Directions for this task | What you give back should match the records word for word.

──────── Extracted entries ────────

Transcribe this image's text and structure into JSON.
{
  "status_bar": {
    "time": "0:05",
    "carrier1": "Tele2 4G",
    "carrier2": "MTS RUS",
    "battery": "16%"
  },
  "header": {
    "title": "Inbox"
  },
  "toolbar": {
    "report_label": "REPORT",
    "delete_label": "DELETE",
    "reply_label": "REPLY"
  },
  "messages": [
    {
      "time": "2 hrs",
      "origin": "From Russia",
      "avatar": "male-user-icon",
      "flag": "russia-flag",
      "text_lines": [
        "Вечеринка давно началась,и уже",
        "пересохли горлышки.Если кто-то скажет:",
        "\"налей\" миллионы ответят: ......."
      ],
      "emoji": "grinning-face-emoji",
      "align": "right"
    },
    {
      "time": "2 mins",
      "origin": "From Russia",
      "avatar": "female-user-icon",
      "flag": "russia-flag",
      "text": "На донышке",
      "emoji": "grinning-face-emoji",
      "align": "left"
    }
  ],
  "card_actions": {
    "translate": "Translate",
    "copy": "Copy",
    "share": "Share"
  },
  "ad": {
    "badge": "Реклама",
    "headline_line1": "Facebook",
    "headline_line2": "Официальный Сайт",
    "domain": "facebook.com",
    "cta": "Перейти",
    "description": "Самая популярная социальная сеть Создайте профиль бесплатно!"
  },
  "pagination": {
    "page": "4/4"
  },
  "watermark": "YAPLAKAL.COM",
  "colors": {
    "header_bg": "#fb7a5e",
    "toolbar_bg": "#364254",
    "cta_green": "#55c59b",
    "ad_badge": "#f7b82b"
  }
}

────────

Answer box |
Transcribe this image's text and structure into JSON.
{
  "status_bar": {
    "time": "0:05",
    "carrier1": "Tele2 4G",
    "carrier2": "MTS RUS",
    "battery": "16%"
  },
  "header": {
    "title": "Inbox"
  },
  "toolbar": {
    "report_label": "REPORT",
    "delete_label": "DELETE",
    "reply_label": "REPLY"
  },
  "messages": [
    {
      "time": "2 hrs",
      "origin": "From Russia",
      "avatar": "male-user-icon",
      "flag": "russia-flag",
      "text_lines": [
        "Вечеринка давно началась,и уже",
        "пересохли горлышки.Если кто-то скажет:",
        "\"налей\" миллионы ответят: ......."
      ],
      "emoji": "grinning-face-emoji",
      "align": "right"
    },
    {
      "time": "2 mins",
      "origin": "From Russia",
      "avatar": "female-user-icon",
      "flag": "russia-flag",
      "text": "На донышке",
      "emoji": "grinning-face-emoji",
      "align": "left"
    }
  ],
  "card_actions": {
    "translate": "Translate",
    "copy": "Copy",
    "share": "Share"
  },
  "ad": {
    "badge": "Реклама",
    "headline_line1": "Facebook",
    "headline_line2": "Официальный Сайт",
    "domain": "facebook.com",
    "cta": "Перейти",
    "description": "Самая популярная социальная сеть Создайте профиль бесплатно!"
  },
  "pagination": {
    "page": "4/4"
  },
  "watermark": "YAPLAKAL.COM",
  "colors": {
    "header_bg": "#fb7a5e",
    "toolbar_bg": "#364254",
    "cta_green": "#55c59b",
    "ad_badge": "#f7b82b"
  }
}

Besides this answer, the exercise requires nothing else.